Pentagon officials Wednesday accused the Iraqi military of using the resting place of Imam Ali Ibn Abu Talib, the Prophet Muhammad’s cousin and son-in-law and Shiites’ most revered saint, as a base for its military attacks on coalition forces.
“[W]e are showing so much more respect for the prominent mosque in Najaf — the Ali Mosque, which is one of the most important religious sites for Shi’a Muslims — than the Iraqi forces are. Iraqi troops are holed up in the mosque and firing at coalition forces. Against all international laws of war, the regime’s forces are using and abusing the mosque as a military fortress,” Penatgon spokesperson Victoria Clarke told reporters. “We have not fired back, and we continue to work hard to avoid civilian casualties and protect Iraq’s holy sites.”
In Baghdad, Iraq’s information minister, Mohammed Saeed al-Sahaf, said the U.S. was targeting mosques and other Islamic sites deliberately. He also told reporters the American forces had attacked the mosques after being repulsed from the city.
“After we repelled them to the desert, they hit the mosques. It is obvious they are doing this to destroy these shrines,” Sahaf told a news conference in Baghdad.

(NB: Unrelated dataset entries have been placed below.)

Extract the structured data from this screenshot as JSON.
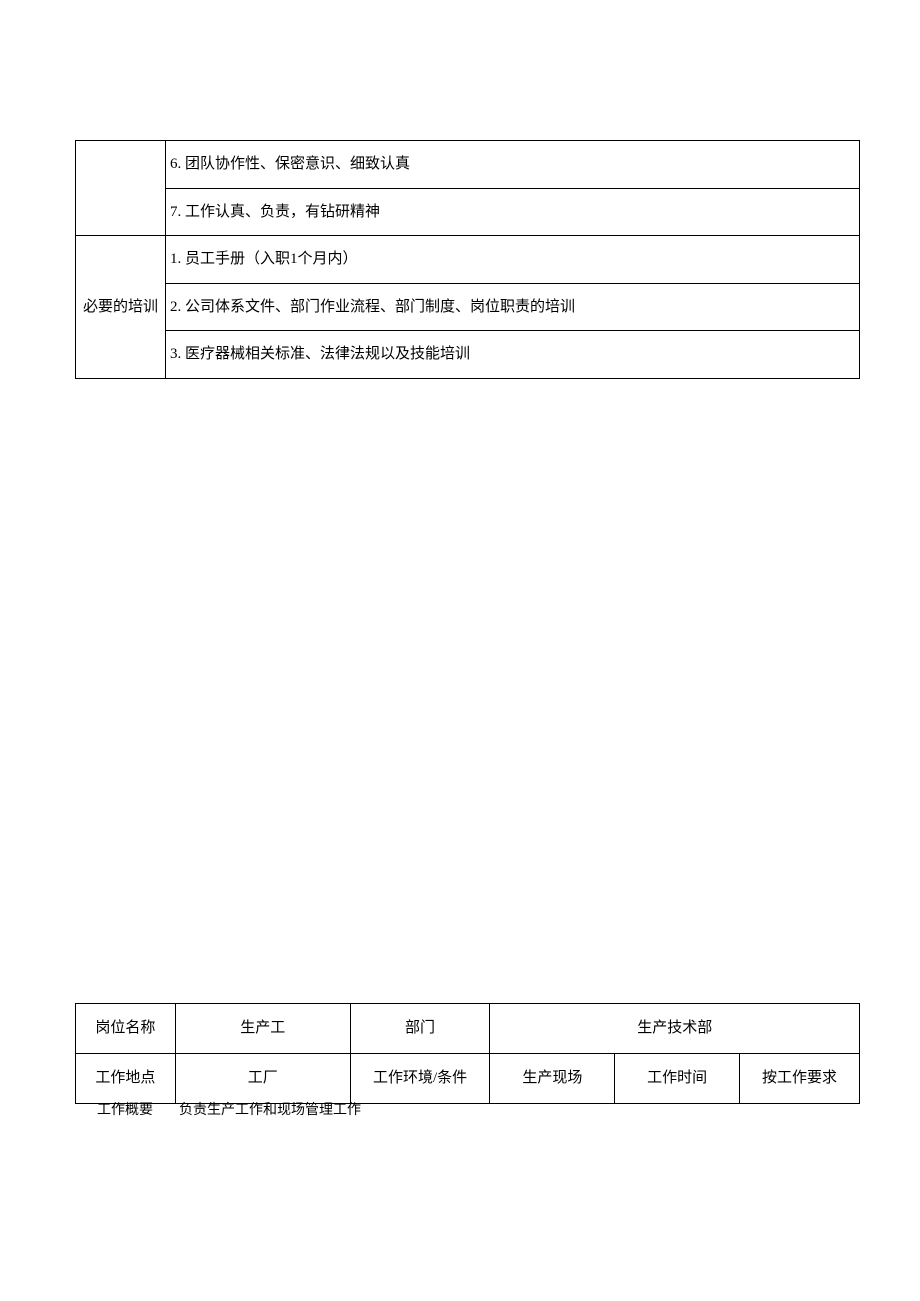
{
  "table1": {
    "section1_row1": "6. 团队协作性、保密意识、细致认真",
    "section1_row2": "7. 工作认真、负责，有钻研精神",
    "section2_label": "必要的培训",
    "section2_row1": "1. 员工手册（入职1个月内）",
    "section2_row2": "2. 公司体系文件、部门作业流程、部门制度、岗位职责的培训",
    "section2_row3": "3. 医疗器械相关标准、法律法规以及技能培训"
  },
  "table2": {
    "row1": {
      "label": "岗位名称",
      "value1": "生产工",
      "label2": "部门",
      "value2": "生产技术部"
    },
    "row2": {
      "label": "工作地点",
      "value1": "工厂",
      "label2": "工作环境/条件",
      "value2": "生产现场",
      "label3": "工作时间",
      "value3": "按工作要求"
    }
  },
  "summary": {
    "label": "工作概要",
    "value": "负责生产工作和现场管理工作"
  }
}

Ali’s shrine, in the heart of the city, is considered by many as one of the landmarks of Islamic art, with its silver-covered tomb, highly ornamented walls and golden dome.
The city itself is also the seat of Shiites’ spiritual leaders, or ayatollahs, and the center for academic and theological studies for the Islamic world. For the Shiite, it is the third most holy city in Islam after Mecca and Medina in Saudi Arabia.
The city is so revered that it overlooks the world’s largest cemetery where Shiites hope to be buried.
In neighboring Iran, the largest Iraqi Shia opposition group, the Iranian-based Supreme Council of the Islamic Revolution in Iraq, said if the Iraqi troops were firing from the mosque, it should be denounced.
“Saddam’s regime is taking advantage of the holy sites to achieve its evil goals, and this is always to be condemned,” said the spokesman for the SCIRI.
Brigadier General Vincent Brooks said coalition troops had decided not to fire back at the attackers due to the importance of the mosque.
“While we always have the choice of returning fire to respond to any threat that’s out there on the battlefield, we approach all of our decisions on the battlefield with discrimination, with consideration to the outcome of that action,” Brooks said. “At the same time, we’re gonna protect our force.”
Jim Dwyer of the New York Times, an embedded journalist traveling with forces engaged with in Najaf, said he had not witnessed a gun battle at the mosque, but did say Iraqi forces were using other civilian building for military purposes.
“We have been told that the paramilitaries have been using the major graveyard in the town… as a hiding place from which to shoot, but the paramilitaries were largely routed [Wednesday],” Dwyer told the NewsHour.